June is typically a month of gift giving with important milestones for many younger people. There are graduations and weddings—events that mark lifelong commitments and should be commemorated with significant gifts.
Too often we fall back on giving a gift of money, where your gift is distinguished from the next only by the dollar amount. Instead, you might consider giving a gift of a five-stock portfolio held in dividend reinvestment plans (DRIPs).
Your total cost to set up such a portfolio, depending on the price of the stock that you select, is somewhere around $500. In addition to the financial benefit, which is likely to compound to substantial wealth over the long-term (which I will demonstrate below), this gift will provide the recipient(s) with a first-hand experience to a logical approach to investing.
By “saving” in the stock of the companies in a portfolio of DRIPs, your young investor(s) have the opportunity to build wealth by participating in the growth of the economy in the easiest and most efficient manner possible. How much wealth? It could be millions of dollars!
Lets assume that the graduate, the young couple, (or you on their behalf), invest $5,000 a year for the next four years—spread evenly among the five-stock portfolio made up of high-quality dividend-paying companies. Let’s also say that no further investments are EVER going to be made into those accounts. The results will be astounding.
What would your $20,000 (invested over the four years) turn into? The answer is more than $1 million, assuming an 8% average annual return over the 47 years until your graduate reaches 65 years of age.
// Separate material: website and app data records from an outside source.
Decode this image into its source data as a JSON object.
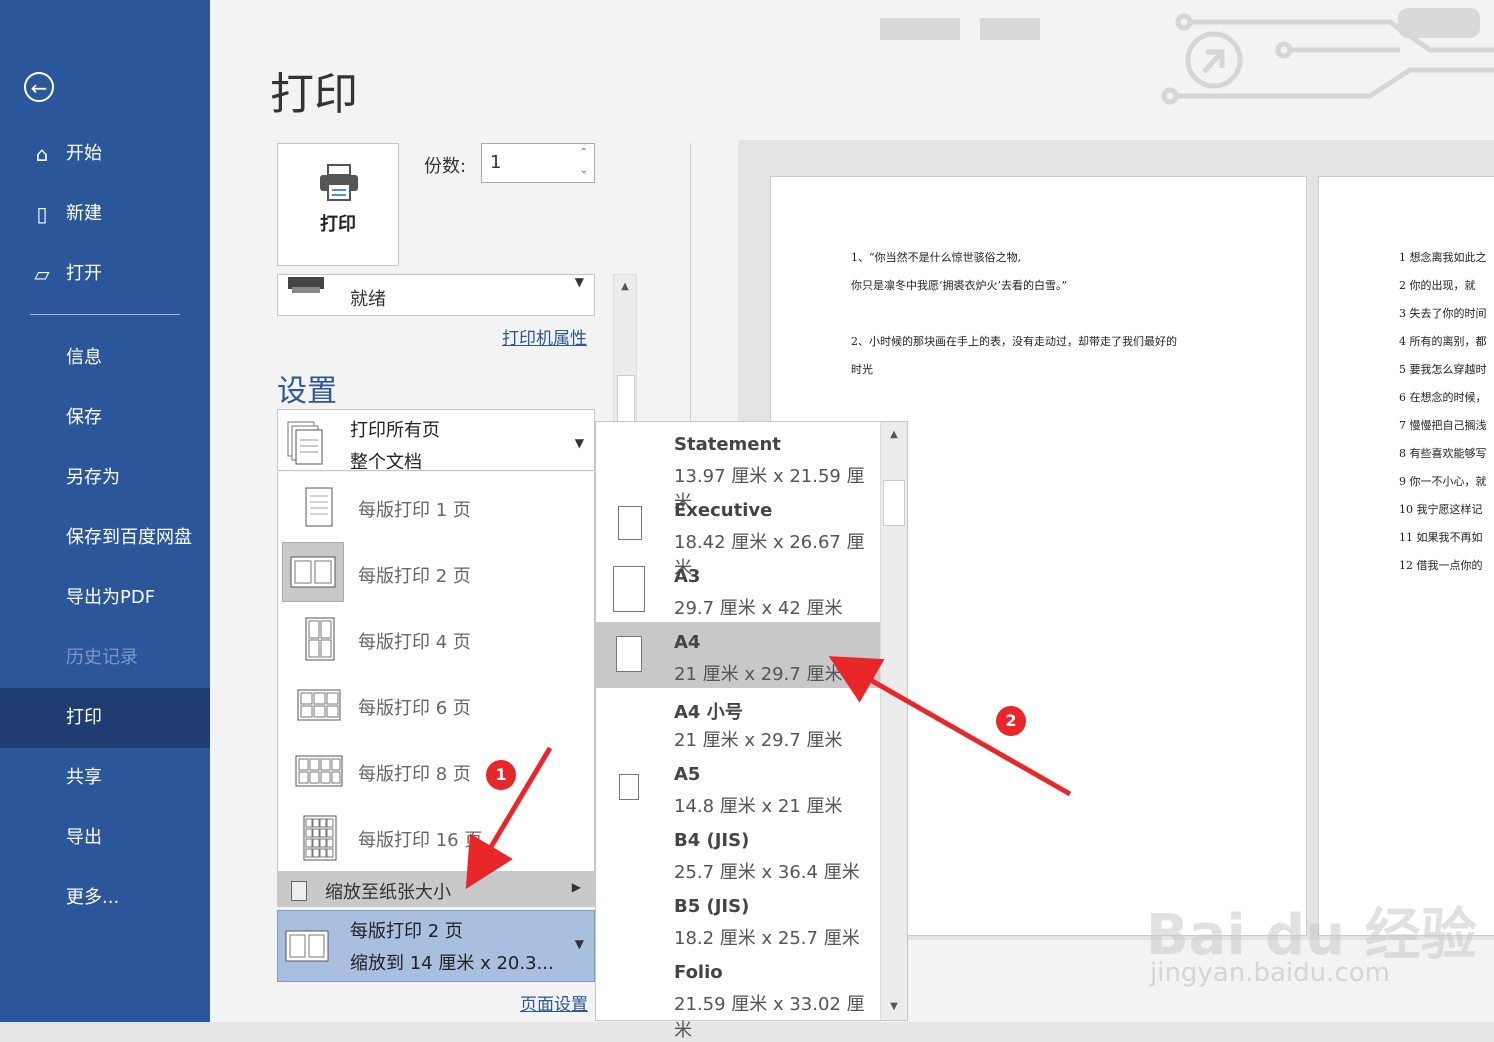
{
  "sidebar": {
    "items": [
      {
        "label": "开始",
        "icon": "home-icon"
      },
      {
        "label": "新建",
        "icon": "new-doc-icon"
      },
      {
        "label": "打开",
        "icon": "open-folder-icon"
      },
      {
        "label": "信息"
      },
      {
        "label": "保存"
      },
      {
        "label": "另存为"
      },
      {
        "label": "保存到百度网盘"
      },
      {
        "label": "导出为PDF"
      },
      {
        "label": "历史记录"
      },
      {
        "label": "打印"
      },
      {
        "label": "共享"
      },
      {
        "label": "导出"
      },
      {
        "label": "更多..."
      }
    ]
  },
  "page": {
    "title": "打印"
  },
  "print": {
    "button_label": "打印",
    "copies_label": "份数:",
    "copies_value": "1"
  },
  "printer": {
    "status": "就绪",
    "properties_link": "打印机属性"
  },
  "settings": {
    "heading": "设置",
    "range_line1": "打印所有页",
    "range_line2": "整个文档",
    "pages_per_sheet": [
      "每版打印 1 页",
      "每版打印 2 页",
      "每版打印 4 页",
      "每版打印 6 页",
      "每版打印 8 页",
      "每版打印 16 页"
    ],
    "scale_to_paper": "缩放至纸张大小",
    "current_line1": "每版打印 2 页",
    "current_line2": "缩放到 14 厘米 x 20.3...",
    "page_setup_link": "页面设置"
  },
  "paper_sizes": [
    {
      "name": "Statement",
      "size": "13.97 厘米 x 21.59 厘米"
    },
    {
      "name": "Executive",
      "size": "18.42 厘米 x 26.67 厘米"
    },
    {
      "name": "A3",
      "size": "29.7 厘米 x 42 厘米"
    },
    {
      "name": "A4",
      "size": "21 厘米 x 29.7 厘米"
    },
    {
      "name": "A4 小号",
      "size": "21 厘米 x 29.7 厘米"
    },
    {
      "name": "A5",
      "size": "14.8 厘米 x 21 厘米"
    },
    {
      "name": "B4 (JIS)",
      "size": "25.7 厘米 x 36.4 厘米"
    },
    {
      "name": "B5 (JIS)",
      "size": "18.2 厘米 x 25.7 厘米"
    },
    {
      "name": "Folio",
      "size": "21.59 厘米 x 33.02 厘米"
    }
  ],
  "preview": {
    "page1_lines": [
      "1、“你当然不是什么惊世骇俗之物,",
      "你只是凛冬中我愿‘拥裘衣炉火’去看的白雪。”",
      "2、小时候的那块画在手上的表，没有走动过，却带走了我们最好的",
      "时光"
    ],
    "page2_lines": [
      "1 想念离我如此之",
      "2 你的出现，就",
      "3 失去了你的时间",
      "4 所有的离别，都",
      "5 要我怎么穿越时",
      "6 在想念的时候，",
      "7 慢慢把自己搁浅",
      "8 有些喜欢能够写",
      "9 你一不小心，就",
      "10 我宁愿这样记",
      "11 如果我不再如",
      "12 借我一点你的"
    ]
  },
  "annotations": {
    "badge1": "1",
    "badge2": "2",
    "color": "#e8272a"
  },
  "watermark": {
    "text": "Bai du 经验",
    "sub": "jingyan.baidu.com"
  }
}
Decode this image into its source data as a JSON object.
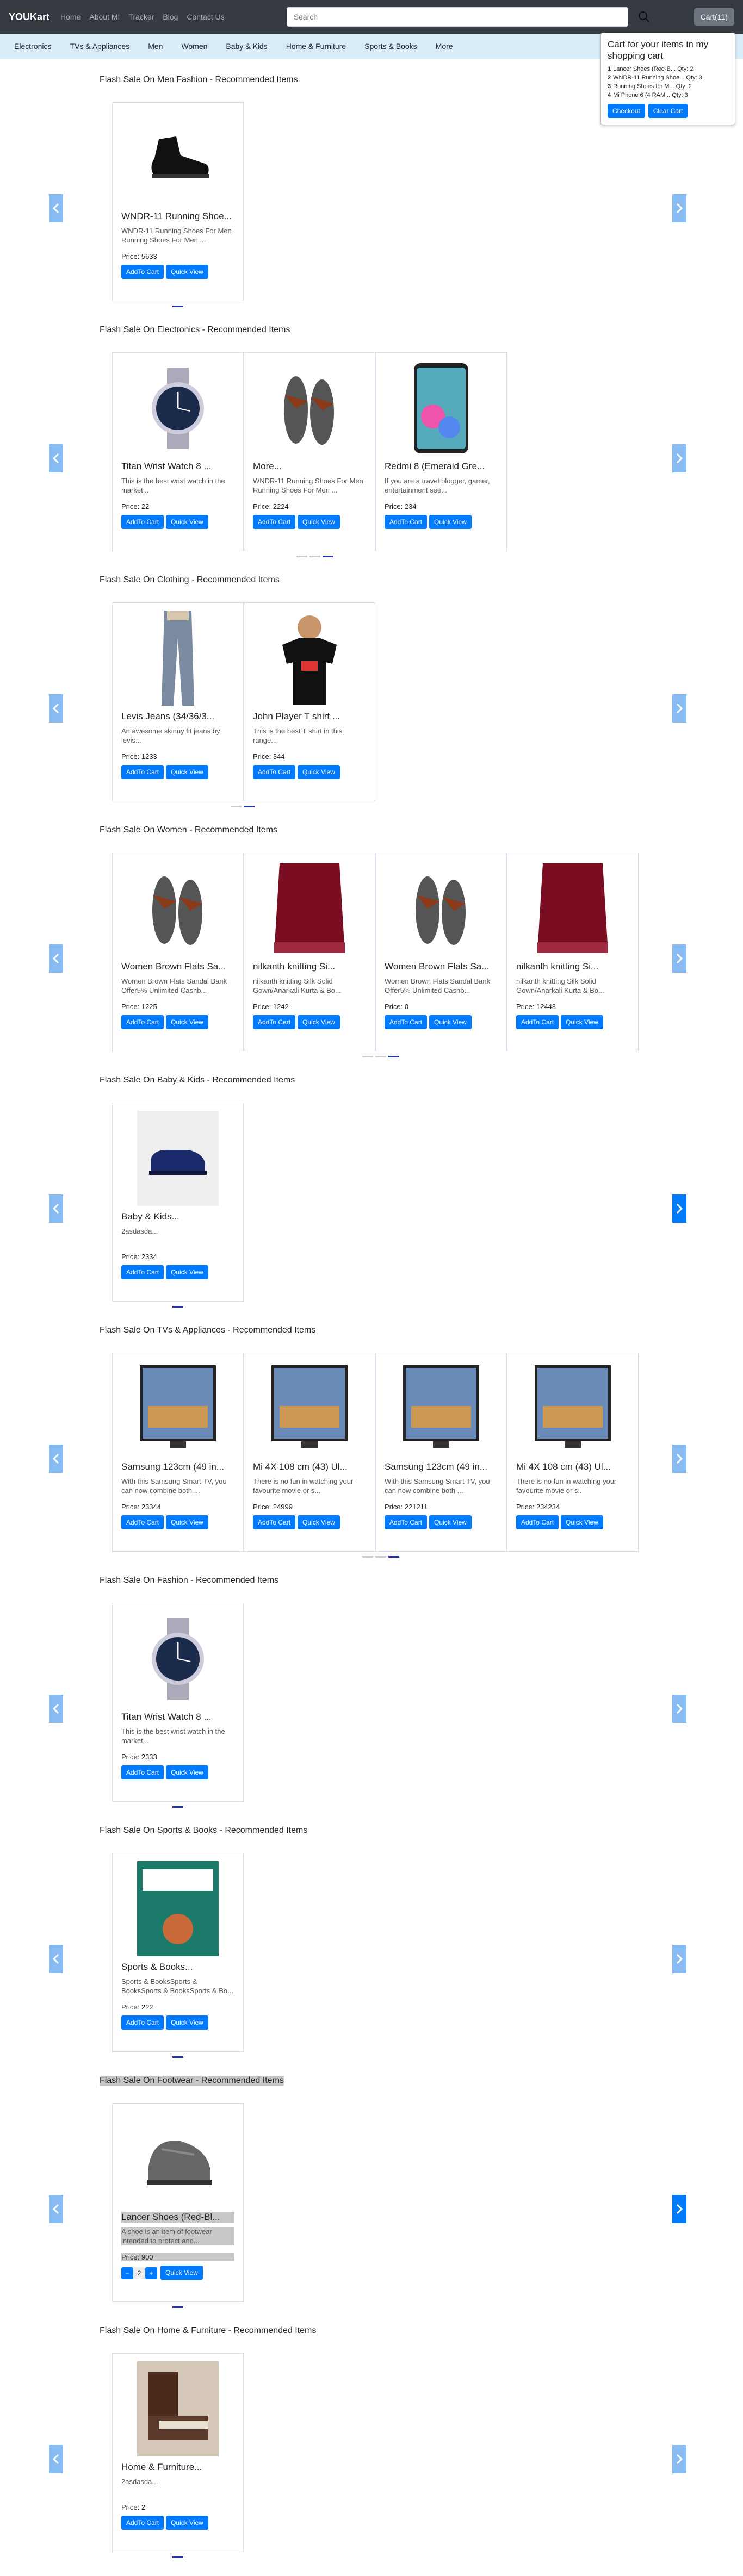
{
  "nav": {
    "brand": "YOUKart",
    "links": [
      "Home",
      "About MI",
      "Tracker",
      "Blog",
      "Contact Us"
    ],
    "search_placeholder": "Search",
    "cart_label": "Cart(11)"
  },
  "categories": [
    "Electronics",
    "TVs & Appliances",
    "Men",
    "Women",
    "Baby & Kids",
    "Home & Furniture",
    "Sports & Books",
    "More"
  ],
  "cart_popover": {
    "title": "Cart for your items in my shopping cart",
    "items": [
      {
        "n": "1",
        "text": "Lancer Shoes (Red-B... Qty: 2"
      },
      {
        "n": "2",
        "text": "WNDR-11 Running Shoe... Qty: 3"
      },
      {
        "n": "3",
        "text": "Running Shoes for M... Qty: 2"
      },
      {
        "n": "4",
        "text": "Mi Phone 6 (4 RAM... Qty: 3"
      }
    ],
    "checkout": "Checkout",
    "clear": "Clear Cart"
  },
  "labels": {
    "add": "AddTo Cart",
    "view": "Quick View"
  },
  "sections": [
    {
      "title": "Flash Sale On Men Fashion - Recommended Items",
      "dark_right": false,
      "highlight": false,
      "products": [
        {
          "name": "WNDR-11 Running Shoe...",
          "desc": "WNDR-11 Running Shoes For Men Running Shoes For Men ...",
          "price": "Price: 5633",
          "icon": "shoe-icon"
        }
      ]
    },
    {
      "title": "Flash Sale On Electronics - Recommended Items",
      "dark_right": false,
      "highlight": false,
      "products": [
        {
          "name": "Titan Wrist Watch 8 ...",
          "desc": "This is the best wrist watch in the market...",
          "price": "Price: 22",
          "icon": "watch-icon"
        },
        {
          "name": "More...",
          "desc": "WNDR-11 Running Shoes For Men Running Shoes For Men ...",
          "price": "Price: 2224",
          "icon": "sandal-icon"
        },
        {
          "name": "Redmi 8 (Emerald Gre...",
          "desc": "If you are a travel blogger, gamer, entertainment see...",
          "price": "Price: 234",
          "icon": "phone-icon"
        }
      ]
    },
    {
      "title": "Flash Sale On Clothing - Recommended Items",
      "dark_right": false,
      "highlight": false,
      "products": [
        {
          "name": "Levis Jeans (34/36/3...",
          "desc": "An awesome skinny fit jeans by levis...",
          "price": "Price: 1233",
          "icon": "jeans-icon"
        },
        {
          "name": "John Player T shirt ...",
          "desc": "This is the best T shirt in this range...",
          "price": "Price: 344",
          "icon": "tshirt-icon"
        }
      ]
    },
    {
      "title": "Flash Sale On Women - Recommended Items",
      "dark_right": false,
      "highlight": false,
      "products": [
        {
          "name": "Women Brown Flats Sa...",
          "desc": "Women Brown Flats Sandal Bank Offer5% Unlimited Cashb...",
          "price": "Price: 1225",
          "icon": "sandal-icon"
        },
        {
          "name": "nilkanth knitting Si...",
          "desc": "nilkanth knitting Silk Solid Gown/Anarkali Kurta & Bo...",
          "price": "Price: 1242",
          "icon": "fabric-icon"
        },
        {
          "name": "Women Brown Flats Sa...",
          "desc": "Women Brown Flats Sandal Bank Offer5% Unlimited Cashb...",
          "price": "Price: 0",
          "icon": "sandal-icon"
        },
        {
          "name": "nilkanth knitting Si...",
          "desc": "nilkanth knitting Silk Solid Gown/Anarkali Kurta & Bo...",
          "price": "Price: 12443",
          "icon": "fabric-icon"
        }
      ]
    },
    {
      "title": "Flash Sale On Baby & Kids - Recommended Items",
      "dark_right": true,
      "highlight": false,
      "products": [
        {
          "name": "Baby & Kids...",
          "desc": "2asdasda...",
          "price": "Price: 2334",
          "icon": "kids-shoe-icon"
        }
      ]
    },
    {
      "title": "Flash Sale On TVs & Appliances - Recommended Items",
      "dark_right": false,
      "highlight": false,
      "products": [
        {
          "name": "Samsung 123cm (49 in...",
          "desc": "With this Samsung Smart TV, you can now combine both ...",
          "price": "Price: 23344",
          "icon": "tv-icon"
        },
        {
          "name": "Mi 4X 108 cm (43) Ul...",
          "desc": "There is no fun in watching your favourite movie or s...",
          "price": "Price: 24999",
          "icon": "tv-icon"
        },
        {
          "name": "Samsung 123cm (49 in...",
          "desc": "With this Samsung Smart TV, you can now combine both ...",
          "price": "Price: 221211",
          "icon": "tv-icon"
        },
        {
          "name": "Mi 4X 108 cm (43) Ul...",
          "desc": "There is no fun in watching your favourite movie or s...",
          "price": "Price: 234234",
          "icon": "tv-icon"
        }
      ]
    },
    {
      "title": "Flash Sale On Fashion - Recommended Items",
      "dark_right": false,
      "highlight": false,
      "products": [
        {
          "name": "Titan Wrist Watch 8 ...",
          "desc": "This is the best wrist watch in the market...",
          "price": "Price: 2333",
          "icon": "watch-icon"
        }
      ]
    },
    {
      "title": "Flash Sale On Sports & Books - Recommended Items",
      "dark_right": false,
      "highlight": false,
      "products": [
        {
          "name": "Sports & Books...",
          "desc": "Sports & BooksSports & BooksSports & BooksSports & Bo...",
          "price": "Price: 222",
          "icon": "book-icon"
        }
      ]
    },
    {
      "title": "Flash Sale On Footwear - Recommended Items",
      "dark_right": true,
      "highlight": true,
      "products": [
        {
          "name": "Lancer Shoes (Red-Bl...",
          "desc": "A shoe is an item of footwear intended to protect and...",
          "price": "Price: 900",
          "icon": "sneaker-icon",
          "qty": "2"
        }
      ]
    },
    {
      "title": "Flash Sale On Home & Furniture - Recommended Items",
      "dark_right": false,
      "highlight": false,
      "products": [
        {
          "name": "Home & Furniture...",
          "desc": "2asdasda...",
          "price": "Price: 2",
          "icon": "bed-icon"
        }
      ]
    }
  ]
}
Is an 8% average annual rate of return realistic? Let’s look at what occurred during the past 47 years. Even though the Dow Jones Industrial Average made no net progress between 1966 and 1982, the DJIA has grown 18 times over since then to the present level of around 18,000. So what can you expect from a portfolio of dividend paying stock over a 47 year period, especially if they are carefully selected high-quality stocks that tend to increase their dividend payouts on a regular basis?
Might you obtain a higher rate of return? Say, 10%. That’s the long-term rate of return of the market in general as calculated since 1926 based on Ibbotson Research. Our portfolio may well provide above average returns compared with the market as a whole, but let’s accept a 10% average annual rate of return. In that case, your $20,000 investment would provide more than $2.5 million.
Here’s how the calculations look:
The reason for such a great benefit is that nothing is lost to investment fees. Once an investor is enrolled in a DRIP, subsequent investments can be made without going through a broker and without fees–and dividends can be automatically used to purchase more shares (and fractions). That way, every penny is used to create a growing stake in the underlying company. What’s more, the likelihood of the investment staying-put over the long term is maximized when the assets are held in DRIP accounts. The “staying-put” part of this equation is key.
The following are the five companies we would include in a long-term portfolio.
- AFLAC (AFL) is a leading insurer that’s maintained after-tax operating margins of over 10% since 2007. An extremely investor-friendly company, AFLAC has paid increasing dividends for 34 consecutive years raising their dividend by 5.1% in 2015.
- Johnson & Johnson (JNJ) has a market capitalization of about $280 billion and its business is split between drugs, medical devices and products on one hand, and consumer goods like Band-Aids, Baby Shampoo, and topical medicines on the other. The dividend has been increased for 53 consecutive years.
- International Paper (IP) is the dominant company in the area of paper and packaging, both in the U.S. and abroad, with almost $23 billion in annual sales and a market capitalization of about $16.5 billion. With a yield of about 4%, it has raised its dividend for 6 straight years (and its latest increase was 10%).
- General Mills (GIS) is a major food processor with products like Yoplait, and Pillsbury. The dividend has been increased for 12 straight years and has never been cut in the 114 years that the company has been paying them.
- ExxonMobil (XOM) is the largest oil company that resulted in the breakup of the old Standard Oil conglomerate (at $333 billion market cap) and routinely logs the largest annual profits of any American company. Its dividend has been increased for 33 straight years.
We decided to limit the selection to five companies that are household names…stocks the recipients are likely to be familiar with and can relate to.
To qualify for inclusion, the company must have a long history of dividend increases. We kept total return in mind, looking for companies with excellent earnings and dividend growth rates as well as sustainable business models. We limited our selections to companies that do not charge fees for investing through the plan, and we sought to diversify the companies in terms of industry.
Until Next Time,
Ms. Vita Nelson is one of the earliest proponents of Dividend Reinvestment Plans (DRIPs) and a knowledgeable authority on the operations of these plans. She provides financial information centered around DRIP investing at www.drp.com and www.directinvesting.com. She is the Editor and Publisher of Moneypaper’s Guide to Direct Investment Plans, Chairman of the Board of Temper of the Times Investor Service, Inc. (a DRIP enrollment service), and co-manager of the MP 63 Fund (DRIPX).